– Disks are disjoint
– The disk-square intersection
has area (k/2)
2
/4 = /16 k
2
– The square has area k
2
– Can pack at most 16/ 5.1
points
October 30, 2003 Lecture 17: Closest Pair 9
Running time
• Divide: O(n)
• Combine: O(n log n) because we sort by y
• However, we can:
– Sort all points by y at the beginning
– Divide preserves the y-order of points
Then combine takes only O(n)
• We get T(n)=2T(n/2)+O(n), so
T(n)=O(n log n)
October 30, 2003 Lecture 17: Closest Pair 10
Higher dimensions
• Divide: split P into P
L
and P
R
using the
hyperplane x=t
• Conquer: as before
• Combine:
– Need to take care of points with x in [t-k,t+k]
– This is essentially the same problem, but in d-1
dimensions
– We get:
• T(n,d)=2T(n/2)+T(n,d-1)
• T(n,1)=O
d
(1) n
– Solves to: T(n,d)=n log
d-1
n
October 30, 2003 Lecture 17: Closest Pair 11
Closest Pair with Help
• Given: P={p
1
…p
n
} of points from R
d
, such
that the closest distance is in (t,c t]
• Goal: find the closest pair
• Will give an O((c√d)
d
n) time algorithm
• Note: by scaling we can assume t=1
October 30, 2003 Lecture 17: Closest Pair 12
Algorithm
• Impose a cubic grid onto
R
d
, where each cell is a
1/√d×1/√d cube
• Put each point into a
bucket corresponding to
the cell it belongs to
• Diameter of each cell is
1, so at most one point
per cell
• For each p∈P, check all
points in cells
intersecting a ball B(p,c)
• At most (2√dc)
d
such
cells
October 30, 2003 Lecture 17: Closest Pair 13
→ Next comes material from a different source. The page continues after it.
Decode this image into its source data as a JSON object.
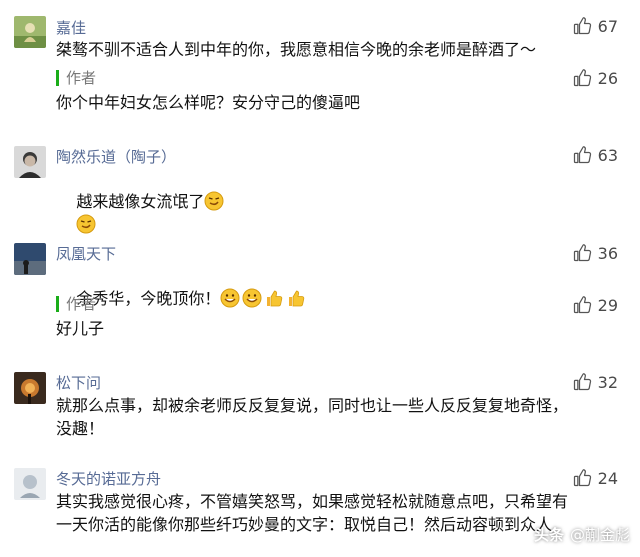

How to find good t ?
• Repeat:
– Choose a random point p in P
– Let t=t(p)=D(p,P-{p})
– Impose a grid with side t’< t/(2√d), i.e., such
that any pair of adjacent cells has diameter <t
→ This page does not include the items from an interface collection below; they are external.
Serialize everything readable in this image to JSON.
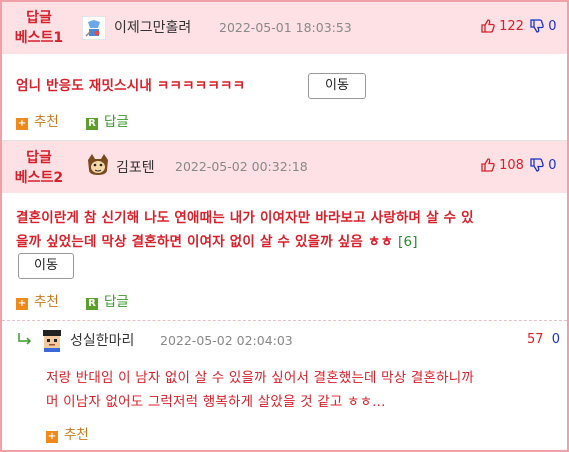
{
  "posts": [
    {
      "best_label": "답글\n베스트1",
      "nick": "이제그만홀려",
      "date": "2022-05-01 18:03:53",
      "up": "122",
      "down": "0",
      "text": "엄니 반응도 재밋스시내 ㅋㅋㅋㅋㅋㅋㅋ",
      "move_label": "이동",
      "recommend_label": "추천",
      "reply_label": "답글"
    },
    {
      "best_label": "답글\n베스트2",
      "nick": "김포텐",
      "date": "2022-05-02 00:32:18",
      "up": "108",
      "down": "0",
      "text_line1": "결혼이란게 참 신기해 나도 연애때는 내가 이여자만 바라보고 사랑하며 살 수 있",
      "text_line2": "을까 싶었는데 막상 결혼하면 이여자 없이 살 수 있을까 싶음 ㅎㅎ",
      "reply_count": "[6]",
      "move_label": "이동",
      "recommend_label": "추천",
      "reply_label": "답글"
    }
  ],
  "reply": {
    "nick": "성실한마리",
    "date": "2022-05-02 02:04:03",
    "up": "57",
    "down": "0",
    "text_line1": "저랑 반대임 이 남자 없이 살 수 있을까 싶어서 결혼했는데 막상 결혼하니까",
    "text_line2": "머 이남자 없어도 그럭저럭 행복하게 살았을 것 같고 ㅎㅎ...",
    "recommend_label": "추천"
  },
  "icons": {
    "recommend": "+",
    "reply": "R",
    "reply_arrow": "reply-arrow-icon"
  },
  "colors": {
    "accent_red": "#d8202a",
    "down_blue": "#1a32c8",
    "best_bg": "#fde1e5",
    "border_pink": "#f0a0a8",
    "reply_green": "#3a9a2a",
    "recommend_orange": "#ef8a1a"
  }
}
– Put the points into the grid cells
– Remove all points whose all adjacent cells are
empty
• Until P is empty
October 30, 2003 Lecture 17: Closest Pair 14
Correctness
• Consider t computed in the last iteration
– There is a pair of points with distance t
– There is no pair of points with distance t’ or
less*
– We get c=t/t’~ 2√d
*And never was, if the grids are nested
October 30, 2003 Lecture 17: Closest Pair 15
Running time
• Consider t(p
1
)…t(p
m
)
• An iteration is lucky if t(p
i
) t for at last half
of points p
i
• The probability of being lucky is 1/2
• Expected #iterations till a lucky one is 2
• After we are lucky, the number of points is
m/2
• Total expected time = 3
d
times
O(n+n/2+n/4+…+1)